For wargaming there is an expectation that each army be balanced against all others, that there is no significant advantage gained by taking one army over another. However, if you consider the amount of variety available balancing each and every possible combination is next to impossible. Personally I don’t think any combo is unbeatable, you may have to come with up some inventive tactics or strategies and shy away from that one favourite unit you have in order to overcome something you struggle against. Sure I can understand the argument that if you bring an all-comers list you should have a good chance of beating your opponent but there will always be bad match ups. This happens in real life as well, some forces are better equipped than others yet they have stood up and made an accounting greater than they should have. The same can be true of our war games.

In an MMO environment I am even more dead set that balance is something that should not really even be considered. If I run around as a Holy Priest for instance, why should I be entitled to think that I can beat any pure DPS class or tank? I CHOSE to heal my team mates, it is their job to protect me so I can protect them. In one way the balance comes from the team and any team that has damage dealing and healing should steam roll any other team that is missing one or the other. I took a lowbie character into a Warsong Gulch match a few months back and we were faced with a team of 8 or 9 Hunters. In the 11-19 bracket that meant we just go walked all over because we couldn’t match their damage output and we had next to no healers (I myself was a Hunter on the side getting pwned). With WoW as a specific case I don’t think the classes are balanced around PvP anyway, more that they are looked at in PvE and PvP is just an addition. There was a lot of this in SWG too, PvP was a pretty big part of the game with the Galactic Civil War period, yet anyone that played a class that could attack the Mind pool of player was pretty much guaranteed to win.

If the only thing to happen was a one vs one then the game could strive to achieve a certain balance, but each person would have to have the same abilities and the same core design to allow only player skill to show through. In order to make an engaging game you lose this aspect, especially when other players are brought into the mix. Sure it can be frustrating to get absolutely spanked in a situation where you have no chance of doing anything else but everytime some people band together and start using teamwork things get a lot better. There is much more to a game than one thing being able to beat another or even the Starcraft like Rock, Paper, Scissors (Lizard, Spock). Balance is an unachievable Holy Grail in an environment that almost discounts balance at its heart. Sometimes you will win, sometimes you lose, this is a life principle and rather than just whining about we lost and such and such an army or class is broken we should suck it up, look at what we did and what happened and try to learn from that. Afterall, retreating from a fight is not always a sign of cowardice, feigned flight can be a strategy in and of itself and while you are alive you have a chance to fight back.

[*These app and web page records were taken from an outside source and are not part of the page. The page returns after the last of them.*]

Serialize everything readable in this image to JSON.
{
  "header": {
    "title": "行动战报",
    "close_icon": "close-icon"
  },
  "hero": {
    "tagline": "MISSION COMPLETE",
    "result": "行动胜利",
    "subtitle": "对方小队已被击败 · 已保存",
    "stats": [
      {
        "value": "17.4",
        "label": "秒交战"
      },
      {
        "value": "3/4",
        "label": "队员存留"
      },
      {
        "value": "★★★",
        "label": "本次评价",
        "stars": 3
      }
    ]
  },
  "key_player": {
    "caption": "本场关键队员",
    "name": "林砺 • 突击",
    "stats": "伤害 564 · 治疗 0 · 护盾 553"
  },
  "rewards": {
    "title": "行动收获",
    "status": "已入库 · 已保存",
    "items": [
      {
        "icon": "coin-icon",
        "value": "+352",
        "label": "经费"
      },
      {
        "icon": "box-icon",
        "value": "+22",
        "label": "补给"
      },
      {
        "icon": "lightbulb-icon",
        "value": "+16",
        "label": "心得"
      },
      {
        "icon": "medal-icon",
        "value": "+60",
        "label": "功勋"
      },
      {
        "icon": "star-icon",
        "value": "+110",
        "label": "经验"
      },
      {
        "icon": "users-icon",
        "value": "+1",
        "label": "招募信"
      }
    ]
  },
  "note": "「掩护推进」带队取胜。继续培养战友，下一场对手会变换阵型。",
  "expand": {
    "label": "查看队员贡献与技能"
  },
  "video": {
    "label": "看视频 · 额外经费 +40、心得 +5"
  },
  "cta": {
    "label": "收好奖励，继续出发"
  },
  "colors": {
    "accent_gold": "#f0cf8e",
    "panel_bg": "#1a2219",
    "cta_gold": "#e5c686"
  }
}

Advertisements

3 thoughts on “Concepts In Gaming – The Myth of Balance”

  1. well said

    I would like to add that with respect to warhammer, certain armies maybe more effective than others, but the sheer number of armies also helps with game balance. Furthermore, I enjoy the difference in power levels of the armies. It just makes that victory against the current top tier army sweeter and a kudos to your skill as a general.

  2. Nothing is fair in love and war or so they say.

    I reckon this should be allowed to be applied to the hobby also (not so much the love aspect though). Real life battles are never fair, and maybe people could try to replicate this occasionally, just to see how things go rather than winning at all costs.

  3. “Balance” also assumes you can correctly quantify game design elements, and that every single element (including wacky unique mechanics) can boil neatly down to a number that can then be compared to other numbers.

    That alone is a fool’s errand.

Comments are closed.